What the task requires:
Pictures do not belong in the copy; print every entry exactly as it stands.

Listed entries:
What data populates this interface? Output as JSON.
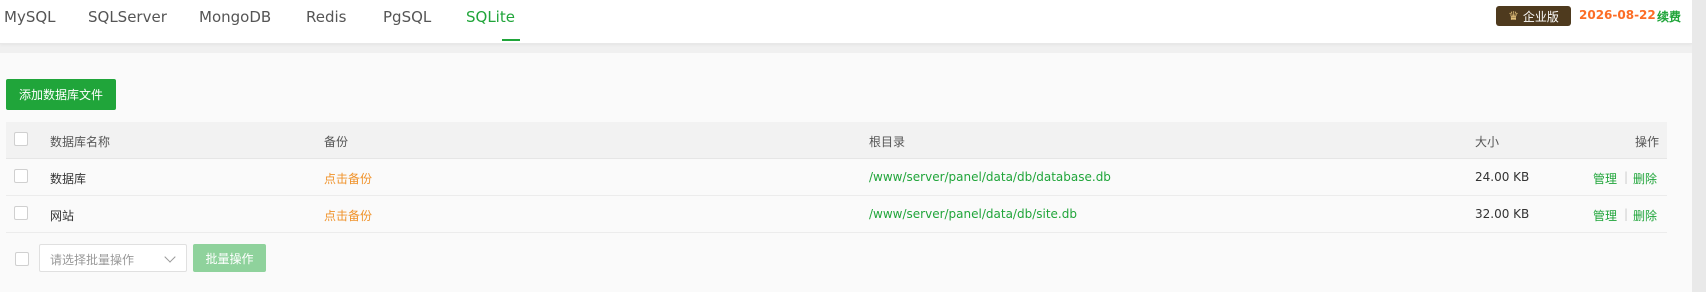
{
  "tabs": [
    {
      "label": "MySQL",
      "active": false
    },
    {
      "label": "SQLServer",
      "active": false
    },
    {
      "label": "MongoDB",
      "active": false
    },
    {
      "label": "Redis",
      "active": false
    },
    {
      "label": "PgSQL",
      "active": false
    },
    {
      "label": "SQLite",
      "active": true
    }
  ],
  "header": {
    "edition_label": "企业版",
    "expire_date": "2026-08-22",
    "renew_label": "续费",
    "crown_icon": "crown-icon"
  },
  "toolbar": {
    "add_label": "添加数据库文件"
  },
  "table": {
    "columns": {
      "name": "数据库名称",
      "backup": "备份",
      "root": "根目录",
      "size": "大小",
      "ops": "操作"
    },
    "rows": [
      {
        "name": "数据库",
        "backup": "点击备份",
        "path": "/www/server/panel/data/db/database.db",
        "size": "24.00 KB",
        "manage": "管理",
        "delete": "删除"
      },
      {
        "name": "网站",
        "backup": "点击备份",
        "path": "/www/server/panel/data/db/site.db",
        "size": "32.00 KB",
        "manage": "管理",
        "delete": "删除"
      }
    ]
  },
  "batch": {
    "select_placeholder": "请选择批量操作",
    "button_label": "批量操作"
  },
  "colors": {
    "accent": "#20a53a",
    "warning": "#f0932b",
    "expire": "#fc6d26"
  }
}
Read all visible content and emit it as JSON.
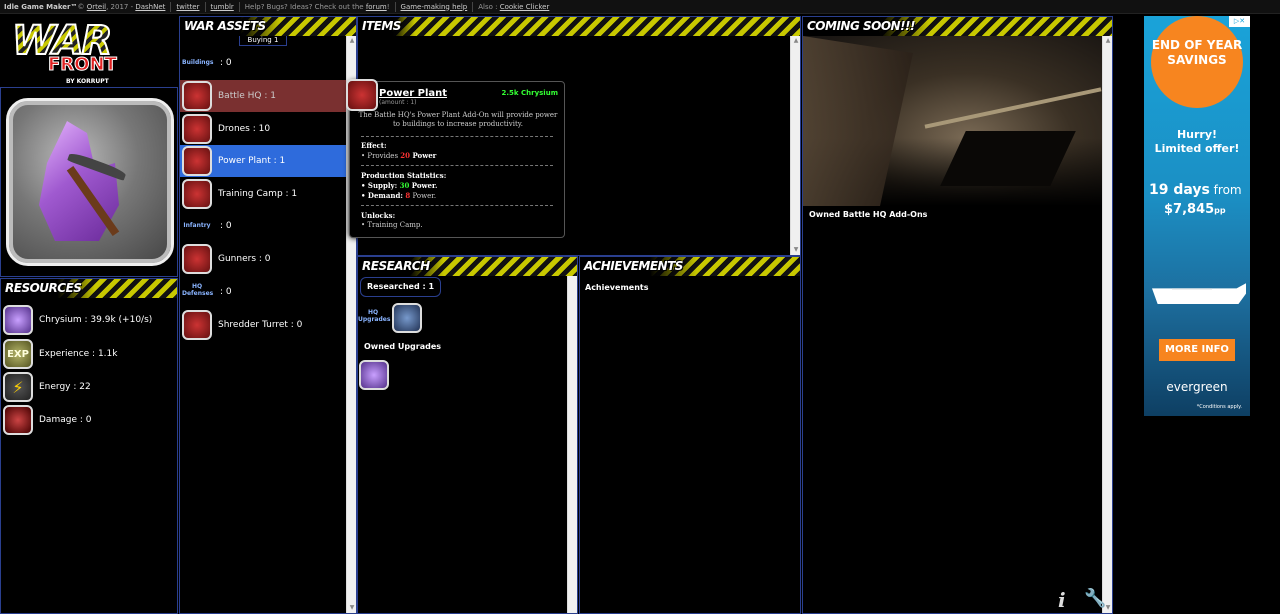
{
  "topbar": {
    "brand": "Idle Game Maker™",
    "copyright_prefix": "© ",
    "author": "Orteil",
    "year_sep": ", 2017 - ",
    "dashnet": "DashNet",
    "twitter": "twitter",
    "tumblr": "tumblr",
    "help_text": "Help? Bugs? Ideas? Check out the ",
    "forum": "forum",
    "forum_end": "!",
    "making_help": "Game-making help",
    "also": "Also : ",
    "cookie_clicker": "Cookie Clicker"
  },
  "logo": {
    "war": "WAR",
    "front": "FRONT",
    "by": "BY KORRUPT"
  },
  "resources": {
    "title": "RESOURCES",
    "items": [
      {
        "label": "Chrysium : 39.9k (+10/s)",
        "icon": "crystal-icon"
      },
      {
        "label": "Experience : 1.1k",
        "icon": "exp-icon",
        "glyph": "EXP"
      },
      {
        "label": "Energy : 22",
        "icon": "energy-icon",
        "glyph": "⚡"
      },
      {
        "label": "Damage : 0",
        "icon": "damage-icon"
      }
    ]
  },
  "war_assets": {
    "title": "WAR ASSETS",
    "buying": "Buying 1",
    "categories": {
      "buildings": {
        "label": "Buildings",
        "value": ": 0"
      },
      "infantry": {
        "label": "Infantry",
        "value": ": 0"
      },
      "hq_defenses": {
        "label": "HQ Defenses",
        "value": ": 0"
      }
    },
    "items": [
      {
        "label": "Battle HQ : 1"
      },
      {
        "label": "Drones : 10"
      },
      {
        "label": "Power Plant : 1"
      },
      {
        "label": "Training Camp : 1"
      },
      {
        "label": "Gunners : 0"
      },
      {
        "label": "Shredder Turret : 0"
      }
    ]
  },
  "items_panel": {
    "title": "ITEMS"
  },
  "tooltip": {
    "name": "Power Plant",
    "amount": "(amount : 1)",
    "cost": "2.5k Chrysium",
    "description": "The Battle HQ's Power Plant Add-On will provide power to buildings to increase productivity.",
    "effect_title": "Effect:",
    "effect_prefix": "• Provides ",
    "effect_value": "20",
    "effect_suffix": " Power",
    "prod_title": "Production Statistics:",
    "supply_prefix": "• Supply: ",
    "supply_value": "30",
    "supply_suffix": " Power.",
    "demand_prefix": "• Demand: ",
    "demand_value": "8",
    "demand_suffix": " Power.",
    "unlocks_title": "Unlocks:",
    "unlocks_item": "• Training Camp."
  },
  "research": {
    "title": "RESEARCH",
    "researched": "Researched : 1",
    "hq_upgrades": "HQ Upgrades",
    "owned_upgrades": "Owned Upgrades"
  },
  "achievements": {
    "title": "ACHIEVEMENTS",
    "label": "Achievements"
  },
  "coming_soon": {
    "title": "COMING SOON!!!",
    "owned_addons": "Owned Battle HQ Add-Ons"
  },
  "ad": {
    "badge": "END OF YEAR SAVINGS",
    "hurry": "Hurry!",
    "limited": "Limited offer!",
    "days": "19 days",
    "from": " from",
    "price": "$7,845",
    "pp": "pp",
    "more_info": "MORE INFO",
    "brand": "evergreen",
    "conditions": "*Conditions apply."
  },
  "colors": {
    "panel_border": "#2a3f8f",
    "selected": "#2e6bdc",
    "dim_row": "#7a3030",
    "hazard_yellow": "#c8c800",
    "green_value": "#33ff33",
    "red_value": "#ff3333",
    "ad_orange": "#f7851f"
  }
}
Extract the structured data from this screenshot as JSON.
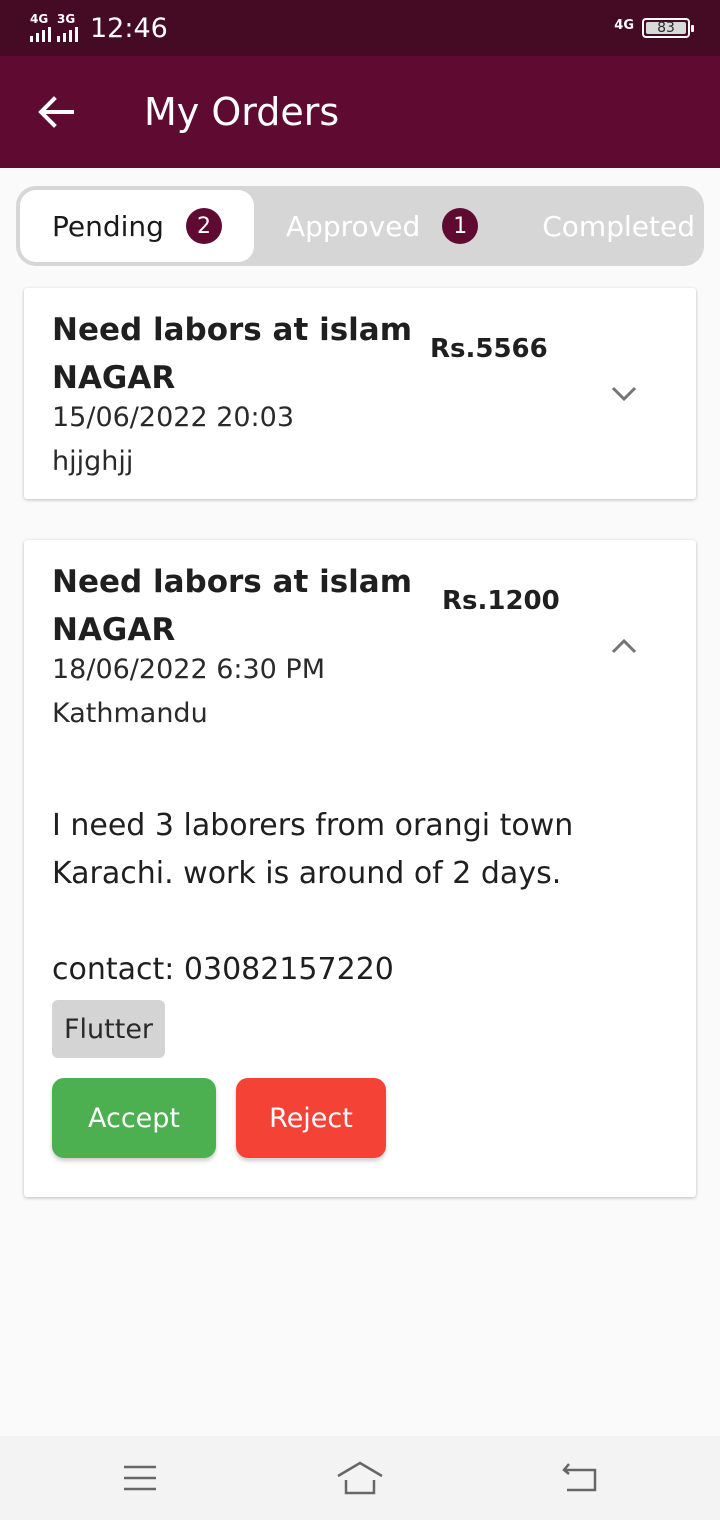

Written solution:
What data populates this interface? Output as JSON.
{
  "tabs": [
    {
      "label": "MySQL",
      "active": false
    },
    {
      "label": "SQLServer",
      "active": false
    },
    {
      "label": "MongoDB",
      "active": false
    },
    {
      "label": "Redis",
      "active": false
    },
    {
      "label": "PgSQL",
      "active": false
    },
    {
      "label": "SQLite",
      "active": true
    }
  ],
  "header": {
    "edition_label": "企业版",
    "expire_date": "2026-08-22",
    "renew_label": "续费",
    "crown_icon": "crown-icon"
  },
  "toolbar": {
    "add_label": "添加数据库文件"
  },
  "table": {
    "columns": {
      "name": "数据库名称",
      "backup": "备份",
      "root": "根目录",
      "size": "大小",
      "ops": "操作"
    },
    "rows": [
      {
        "name": "数据库",
        "backup": "点击备份",
        "path": "/www/server/panel/data/db/database.db",
        "size": "24.00 KB",
        "manage": "管理",
        "delete": "删除"
      },
      {
        "name": "网站",
        "backup": "点击备份",
        "path": "/www/server/panel/data/db/site.db",
        "size": "32.00 KB",
        "manage": "管理",
        "delete": "删除"
      }
    ]
  },
  "batch": {
    "select_placeholder": "请选择批量操作",
    "button_label": "批量操作"
  },
  "colors": {
    "accent": "#20a53a",
    "warning": "#f0932b",
    "expire": "#fc6d26"
  }
}
Read all visible content and emit it as JSON.
{
  "topbar": {
    "brand": "Idle Game Maker™",
    "copyright_prefix": "© ",
    "author": "Orteil",
    "year_sep": ", 2017 - ",
    "dashnet": "DashNet",
    "twitter": "twitter",
    "tumblr": "tumblr",
    "help_text": "Help? Bugs? Ideas? Check out the ",
    "forum": "forum",
    "forum_end": "!",
    "making_help": "Game-making help",
    "also": "Also : ",
    "cookie_clicker": "Cookie Clicker"
  },
  "logo": {
    "war": "WAR",
    "front": "FRONT",
    "by": "BY KORRUPT"
  },
  "resources": {
    "title": "RESOURCES",
    "items": [
      {
        "label": "Chrysium : 39.9k (+10/s)",
        "icon": "crystal-icon"
      },
      {
        "label": "Experience : 1.1k",
        "icon": "exp-icon",
        "glyph": "EXP"
      },
      {
        "label": "Energy : 22",
        "icon": "energy-icon",
        "glyph": "⚡"
      },
      {
        "label": "Damage : 0",
        "icon": "damage-icon"
      }
    ]
  },
  "war_assets": {
    "title": "WAR ASSETS",
    "buying": "Buying 1",
    "categories": {
      "buildings": {
        "label": "Buildings",
        "value": ": 0"
      },
      "infantry": {
        "label": "Infantry",
        "value": ": 0"
      },
      "hq_defenses": {
        "label": "HQ Defenses",
        "value": ": 0"
      }
    },
    "items": [
      {
        "label": "Battle HQ : 1"
      },
      {
        "label": "Drones : 10"
      },
      {
        "label": "Power Plant : 1"
      },
      {
        "label": "Training Camp : 1"
      },
      {
        "label": "Gunners : 0"
      },
      {
        "label": "Shredder Turret : 0"
      }
    ]
  },
  "items_panel": {
    "title": "ITEMS"
  },
  "tooltip": {
    "name": "Power Plant",
    "amount": "(amount : 1)",
    "cost": "2.5k Chrysium",
    "description": "The Battle HQ's Power Plant Add-On will provide power to buildings to increase productivity.",
    "effect_title": "Effect:",
    "effect_prefix": "• Provides ",
    "effect_value": "20",
    "effect_suffix": " Power",
    "prod_title": "Production Statistics:",
    "supply_prefix": "• Supply: ",
    "supply_value": "30",
    "supply_suffix": " Power.",
    "demand_prefix": "• Demand: ",
    "demand_value": "8",
    "demand_suffix": " Power.",
    "unlocks_title": "Unlocks:",
    "unlocks_item": "• Training Camp."
  },
  "research": {
    "title": "RESEARCH",
    "researched": "Researched : 1",
    "hq_upgrades": "HQ Upgrades",
    "owned_upgrades": "Owned Upgrades"
  },
  "achievements": {
    "title": "ACHIEVEMENTS",
    "label": "Achievements"
  },
  "coming_soon": {
    "title": "COMING SOON!!!",
    "owned_addons": "Owned Battle HQ Add-Ons"
  },
  "ad": {
    "badge": "END OF YEAR SAVINGS",
    "hurry": "Hurry!",
    "limited": "Limited offer!",
    "days": "19 days",
    "from": " from",
    "price": "$7,845",
    "pp": "pp",
    "more_info": "MORE INFO",
    "brand": "evergreen",
    "conditions": "*Conditions apply."
  },
  "colors": {
    "panel_border": "#2a3f8f",
    "selected": "#2e6bdc",
    "dim_row": "#7a3030",
    "hazard_yellow": "#c8c800",
    "green_value": "#33ff33",
    "red_value": "#ff3333",
    "ad_orange": "#f7851f"
  }
}
Extract the structured data from this screenshot as JSON.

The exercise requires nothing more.